News of the destruction of a pair of area mountain lions led to the discovery of a disgraceful online portfolio of happy hunters

By William Campbell
February 1, 2005

After a brisk 6 a.m. walk with Susan and Shadow over Sunset up the Micheltorena steps and down the Music Box Steps, with a stop at Cafe Tropical for a couple to-go cafe mochas, we got back home and I had time enough to read the paper and find this headline in the Outdoors section of today’s L.A. Times:

Poisons Claim Two L.A. Area Cougars

The four-paragraph brief by Gary Polakovic cursorily explains that two mountain lions whose territory included the Santa Susana mountains near Valencia died late last fall after apparently ingesting prey loaded with poisons that humans use to get rid of rodents.

The article does not offer any distinction or direction as to whether officials think the poisonings were done intentionally or whether the big cats simply ingested the prey items that themselves consumed rodenticides that are reported to be used in schools, golf courses, and public parks.

Given the esteem within which I hold all creatures great and small, I’m hoping it’s the latter. Praying even. I can’t fathom the heartless failures of humanity that would intentionally and so cowardly destroy such extraordinary beings.

Of course, I went online to find a nice picture of a mountain lion — and there certainly were a lot from which to choose. But the pages upon pages of displayed puma pix were also plentifully pocked with snaps of happy hunters proudly posing with dead versions of the top-shelf predators. And while I try not to begrudge anyone their pursuit of happiness, I will never comprehend the thrill to be found in taking a gun or a crossbow and/or some dogs and hunting down and killing anything for sport.

Even greater is my confoundment after looking at some of those who do find so much pride and joy in so much destruction of so much beauty.

If the following display offends you, go ahead and kill the messenger if you’d like,. Just remember I’m not the one that pulled the triggers or loosed the arrows or set the dogs upon any of the 10 dead pumas I’ve pasted here — and there’s plenty more where these came from. Just Google up “mountain lion” and see for yourself.

I’m sure proponents can provide strident arguments as to the importance of predator predation in helping maintain nature’s balance. And as emotionally wound up as I am I wouldn’t disagree with such an assertion. I recognize that a world with too many mountain lions can bring fates for them worse then those fired from a gun or a bow.

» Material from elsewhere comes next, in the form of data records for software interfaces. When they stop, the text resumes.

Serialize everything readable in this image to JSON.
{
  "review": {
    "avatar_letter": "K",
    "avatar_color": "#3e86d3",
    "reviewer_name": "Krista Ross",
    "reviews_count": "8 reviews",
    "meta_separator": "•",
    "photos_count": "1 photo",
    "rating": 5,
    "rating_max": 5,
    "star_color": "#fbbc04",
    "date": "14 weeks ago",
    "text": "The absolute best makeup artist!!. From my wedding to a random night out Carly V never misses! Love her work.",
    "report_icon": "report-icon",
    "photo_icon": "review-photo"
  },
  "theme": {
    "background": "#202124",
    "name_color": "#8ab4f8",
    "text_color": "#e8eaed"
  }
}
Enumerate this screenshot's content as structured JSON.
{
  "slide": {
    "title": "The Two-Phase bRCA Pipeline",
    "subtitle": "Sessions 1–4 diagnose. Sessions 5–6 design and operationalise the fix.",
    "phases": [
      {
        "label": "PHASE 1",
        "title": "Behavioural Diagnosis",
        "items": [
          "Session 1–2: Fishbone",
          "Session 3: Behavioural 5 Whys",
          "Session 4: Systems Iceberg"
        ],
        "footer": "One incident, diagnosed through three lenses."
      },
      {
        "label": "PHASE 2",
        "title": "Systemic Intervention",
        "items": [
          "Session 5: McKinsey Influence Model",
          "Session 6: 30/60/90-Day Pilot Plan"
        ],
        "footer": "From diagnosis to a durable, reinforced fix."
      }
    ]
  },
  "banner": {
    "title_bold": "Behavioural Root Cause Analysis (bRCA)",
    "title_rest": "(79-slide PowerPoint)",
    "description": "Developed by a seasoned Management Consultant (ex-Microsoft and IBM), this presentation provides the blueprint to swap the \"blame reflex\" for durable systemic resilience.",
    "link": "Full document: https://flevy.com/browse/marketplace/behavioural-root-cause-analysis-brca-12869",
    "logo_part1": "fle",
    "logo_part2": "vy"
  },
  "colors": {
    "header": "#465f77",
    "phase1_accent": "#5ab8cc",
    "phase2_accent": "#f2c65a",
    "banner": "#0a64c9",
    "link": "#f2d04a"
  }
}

Nevertheless, I say to the people pictured below: You are nothing. You are of even less dimension in life than you are in the photographs in which you appear.

cougar

You have earned nothing with your violence. No pride. No glory.

cougar

There is neither to be found in the thieving of life. To celebrate your deed as an achievement is a lie.

cougar

You have proved nothing but that you have the coldness in your heart to bring death into the world and to applaud your ability to destroy.

cougar

In the lifeless bodies you lift and shoulder and pose with and smile so vapidly over, you see a trophy whose head is to mount on a wall or whose paws can be turned into bookends on a shelf, or whose teeth and claws can be made into a necklace.

You see a vanquished foe.

cougar

I see a magnificent creature that even in death still has a greatness and nobility that you cannot steal despite your efforts.

cougar

Perhaps later you will attempt to reduce the animal to nothing more than a tale that boasts of your ability to move about and search and aim and shoot.

cougar

It is you who have been reduced. And in doing so you have reduced me. You have reduced mankind.

cougar

You have trivialized life itself. Dismissed its importance. Turned the taking of it into entertainment.

cougar

To you it is a weaker thing to let something so beatiful and agile and strong and free out of your gunsights so that it may continue to be.

cougar

To me it is far weaker not to.